Microsoft to Tap Holiday Surge With Comparison Shopping Site
"I think that this holiday season is going to be something of a 'make or break' for a lot of companies. They're going to figure out whether they're able to be in the game or not," Kinsella told DM News. "I think some of the dot-coms will really distinguish themselves, and I think a lot will fall by the wayside."
Inserting itself firmly into the center of the storm, Microsoft, Redmond, WA, debuted MSN eShop, a site designed to let shoppers search for products by detailed specifications and then compare goods from store to store. In addition to showing product images, prices and features to consumers, the site will even let shoppers compare different merchants' warranties and return policies.
MSN's move follows the establishment of a similar cross-vendor comparison site operated by portal Lycos Inc., Waltham, MA. The sites will go toe-to-toe this season with online malls operated by the most heavily trafficked digital media entities, especially America Online Inc. and Yahoo Inc.
Forrester Research Inc. forecasts merchants raking in $4 billion in online sales between Thanksgiving and New Year's Day. Research firm NFO Interactive Inc. predicts the upcoming gift-buying season will drive the number of online shopping households to more than 27 million.
Some retailers fear comparison shopping sites will bite into their profit margins by helping consumers consistently find the lowest prices. But apparently such concerns have not stopped cyberstores - including some operated by veteran direct marketing players - from signing up for eShop. Participants include 800-Flowers.com, Amazon.com, Barnesandnoble.com, CDW.com, Crutchfield.com, Eddie Bauer Online, gap.com, OmahaSteaks.com and sears.com.
According to Kinsella, merchants choose to work with Microsoft largely because they trust its technology. "[Microsoft] provides something large, strategic players can use that makes them grow and flourish. It's called software. We're simply delivering those same software solutions on the Web," he said.

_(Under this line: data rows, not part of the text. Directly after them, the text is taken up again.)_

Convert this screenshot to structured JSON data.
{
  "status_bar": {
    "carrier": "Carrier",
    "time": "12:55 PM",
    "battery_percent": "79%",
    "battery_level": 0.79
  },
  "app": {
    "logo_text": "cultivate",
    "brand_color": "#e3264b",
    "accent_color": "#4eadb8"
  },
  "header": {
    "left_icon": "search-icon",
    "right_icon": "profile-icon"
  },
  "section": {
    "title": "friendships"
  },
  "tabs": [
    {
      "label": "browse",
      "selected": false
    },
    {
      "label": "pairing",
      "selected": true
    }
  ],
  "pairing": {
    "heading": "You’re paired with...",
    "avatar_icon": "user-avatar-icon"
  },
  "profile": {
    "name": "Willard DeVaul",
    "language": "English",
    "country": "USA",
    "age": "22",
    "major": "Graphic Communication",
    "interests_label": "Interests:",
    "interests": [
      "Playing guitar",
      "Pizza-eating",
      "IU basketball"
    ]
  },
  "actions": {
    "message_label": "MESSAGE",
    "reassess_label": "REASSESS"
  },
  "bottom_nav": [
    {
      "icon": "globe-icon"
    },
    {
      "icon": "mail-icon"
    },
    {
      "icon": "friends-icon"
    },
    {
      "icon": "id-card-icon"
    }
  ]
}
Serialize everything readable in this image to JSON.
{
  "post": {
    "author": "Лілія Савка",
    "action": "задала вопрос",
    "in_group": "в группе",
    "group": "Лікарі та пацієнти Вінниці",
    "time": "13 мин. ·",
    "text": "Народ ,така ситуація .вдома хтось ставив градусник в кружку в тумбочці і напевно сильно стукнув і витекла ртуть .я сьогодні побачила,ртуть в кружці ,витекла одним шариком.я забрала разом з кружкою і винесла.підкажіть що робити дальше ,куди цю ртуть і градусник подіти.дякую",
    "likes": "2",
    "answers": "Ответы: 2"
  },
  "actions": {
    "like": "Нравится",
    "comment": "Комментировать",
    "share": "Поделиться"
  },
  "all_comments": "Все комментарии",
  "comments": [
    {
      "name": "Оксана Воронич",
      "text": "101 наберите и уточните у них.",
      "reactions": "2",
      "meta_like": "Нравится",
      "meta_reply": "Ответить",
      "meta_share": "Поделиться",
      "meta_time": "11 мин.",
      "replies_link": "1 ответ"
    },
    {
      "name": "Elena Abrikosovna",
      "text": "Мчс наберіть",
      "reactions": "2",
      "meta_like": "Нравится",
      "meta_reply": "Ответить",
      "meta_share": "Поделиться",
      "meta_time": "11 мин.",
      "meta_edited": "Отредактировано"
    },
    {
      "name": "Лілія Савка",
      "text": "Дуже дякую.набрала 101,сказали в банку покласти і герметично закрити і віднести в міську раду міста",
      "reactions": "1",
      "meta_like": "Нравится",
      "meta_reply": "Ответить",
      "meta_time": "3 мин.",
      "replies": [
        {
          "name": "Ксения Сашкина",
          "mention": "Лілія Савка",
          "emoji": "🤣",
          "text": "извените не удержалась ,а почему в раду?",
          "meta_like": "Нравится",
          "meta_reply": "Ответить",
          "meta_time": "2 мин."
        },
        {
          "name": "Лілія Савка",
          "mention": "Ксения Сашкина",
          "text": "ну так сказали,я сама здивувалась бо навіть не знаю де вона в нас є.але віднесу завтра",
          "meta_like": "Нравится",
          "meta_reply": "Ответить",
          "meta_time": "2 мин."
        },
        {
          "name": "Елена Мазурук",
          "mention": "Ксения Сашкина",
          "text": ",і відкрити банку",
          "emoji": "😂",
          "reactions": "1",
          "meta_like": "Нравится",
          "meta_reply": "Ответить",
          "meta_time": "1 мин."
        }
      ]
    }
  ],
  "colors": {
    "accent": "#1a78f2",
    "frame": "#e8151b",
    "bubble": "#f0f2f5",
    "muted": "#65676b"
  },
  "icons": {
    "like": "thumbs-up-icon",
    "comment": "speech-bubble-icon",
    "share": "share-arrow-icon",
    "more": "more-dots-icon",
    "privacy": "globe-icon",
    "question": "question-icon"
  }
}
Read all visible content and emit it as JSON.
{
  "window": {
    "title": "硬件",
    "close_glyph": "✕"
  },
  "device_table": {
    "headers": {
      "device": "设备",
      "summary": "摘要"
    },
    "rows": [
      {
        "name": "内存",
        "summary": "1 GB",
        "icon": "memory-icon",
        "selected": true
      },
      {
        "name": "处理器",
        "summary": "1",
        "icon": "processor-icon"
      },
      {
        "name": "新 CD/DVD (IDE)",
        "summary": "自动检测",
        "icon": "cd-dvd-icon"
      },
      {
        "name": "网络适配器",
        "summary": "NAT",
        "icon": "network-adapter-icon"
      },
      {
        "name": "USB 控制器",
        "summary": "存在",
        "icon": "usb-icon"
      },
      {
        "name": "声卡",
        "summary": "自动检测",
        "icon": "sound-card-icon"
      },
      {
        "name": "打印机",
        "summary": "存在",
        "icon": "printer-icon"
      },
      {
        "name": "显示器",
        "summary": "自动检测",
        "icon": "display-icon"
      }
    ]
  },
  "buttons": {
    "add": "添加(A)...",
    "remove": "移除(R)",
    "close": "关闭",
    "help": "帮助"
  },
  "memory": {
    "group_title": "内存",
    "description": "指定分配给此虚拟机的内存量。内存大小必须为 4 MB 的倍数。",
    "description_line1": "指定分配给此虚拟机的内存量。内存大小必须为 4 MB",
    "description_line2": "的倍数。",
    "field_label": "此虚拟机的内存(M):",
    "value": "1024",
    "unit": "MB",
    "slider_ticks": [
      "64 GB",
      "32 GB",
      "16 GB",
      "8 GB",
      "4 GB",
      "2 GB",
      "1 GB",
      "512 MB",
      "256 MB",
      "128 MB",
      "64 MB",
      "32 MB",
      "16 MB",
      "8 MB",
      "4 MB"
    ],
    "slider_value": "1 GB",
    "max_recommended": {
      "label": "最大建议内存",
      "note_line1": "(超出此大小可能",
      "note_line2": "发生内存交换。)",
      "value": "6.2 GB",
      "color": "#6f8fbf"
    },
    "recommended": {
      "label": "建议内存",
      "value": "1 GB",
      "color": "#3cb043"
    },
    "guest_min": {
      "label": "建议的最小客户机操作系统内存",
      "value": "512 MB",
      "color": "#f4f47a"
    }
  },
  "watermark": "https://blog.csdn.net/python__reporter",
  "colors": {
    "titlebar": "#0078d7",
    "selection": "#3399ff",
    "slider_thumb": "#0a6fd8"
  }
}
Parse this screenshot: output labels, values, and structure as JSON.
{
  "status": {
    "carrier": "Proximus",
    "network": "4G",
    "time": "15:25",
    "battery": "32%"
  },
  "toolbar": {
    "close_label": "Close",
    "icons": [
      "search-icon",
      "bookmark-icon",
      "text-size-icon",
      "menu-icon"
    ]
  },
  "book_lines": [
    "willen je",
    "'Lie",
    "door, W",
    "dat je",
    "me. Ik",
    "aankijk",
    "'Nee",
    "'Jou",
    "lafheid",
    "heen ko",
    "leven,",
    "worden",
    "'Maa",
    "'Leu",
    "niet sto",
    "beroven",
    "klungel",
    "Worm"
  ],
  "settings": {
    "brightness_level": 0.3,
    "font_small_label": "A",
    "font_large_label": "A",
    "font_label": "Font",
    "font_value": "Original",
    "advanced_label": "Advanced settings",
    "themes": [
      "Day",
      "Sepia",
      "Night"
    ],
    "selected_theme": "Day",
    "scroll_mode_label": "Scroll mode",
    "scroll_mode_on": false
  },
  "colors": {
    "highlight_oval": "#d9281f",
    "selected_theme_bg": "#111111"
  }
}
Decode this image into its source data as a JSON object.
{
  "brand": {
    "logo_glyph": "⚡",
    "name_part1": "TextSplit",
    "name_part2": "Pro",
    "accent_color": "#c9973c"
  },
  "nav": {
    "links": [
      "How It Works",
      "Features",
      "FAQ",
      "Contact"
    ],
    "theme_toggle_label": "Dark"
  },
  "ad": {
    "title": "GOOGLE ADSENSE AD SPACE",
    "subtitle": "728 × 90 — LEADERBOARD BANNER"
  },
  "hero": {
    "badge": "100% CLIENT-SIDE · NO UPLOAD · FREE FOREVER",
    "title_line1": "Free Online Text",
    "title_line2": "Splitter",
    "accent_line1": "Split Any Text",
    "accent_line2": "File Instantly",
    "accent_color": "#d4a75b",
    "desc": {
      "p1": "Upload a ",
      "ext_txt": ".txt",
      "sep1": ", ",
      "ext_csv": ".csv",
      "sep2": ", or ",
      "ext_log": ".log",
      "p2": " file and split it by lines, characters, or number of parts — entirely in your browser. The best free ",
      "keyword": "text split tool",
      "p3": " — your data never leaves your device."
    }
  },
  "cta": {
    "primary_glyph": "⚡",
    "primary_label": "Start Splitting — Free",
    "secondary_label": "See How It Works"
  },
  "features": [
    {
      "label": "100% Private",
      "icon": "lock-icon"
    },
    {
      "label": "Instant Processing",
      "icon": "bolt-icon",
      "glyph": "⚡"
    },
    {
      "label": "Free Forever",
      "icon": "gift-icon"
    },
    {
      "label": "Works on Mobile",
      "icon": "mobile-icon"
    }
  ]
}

"Microsoft is the No. 1 buyer of Web advertising," Kinsella said. "It puts its money where its mouth is. Microsoft has been on the Internet in very aggressive ways, and I think major players, major advertisers and marketers understand that. They feel heartened by that."
Microsoft is going after smaller merchants as well, employing a local sales force in the top 20 US markets to attract regional players to the program. Auto dealers, clothing merchants, banks and other small to mid-size firms that do business online are all potential partners, Kinsella said.
The new MSN site, at eshop.msn.com, is integrated into the company's larger Web network. For example, visitors to MSN's CarPoint auto site might be shown eShop offers for products such as car alarms. Microsoft's Passport digital wallet technology will be integrated into the site as well. MSN eShop includes a product finder and a gift finder for searching across stores.
Kinsella would not elaborate on how Microsoft will promote the site to consumers, except to say the company plans a "very aggressive" advertising campaign across "every media."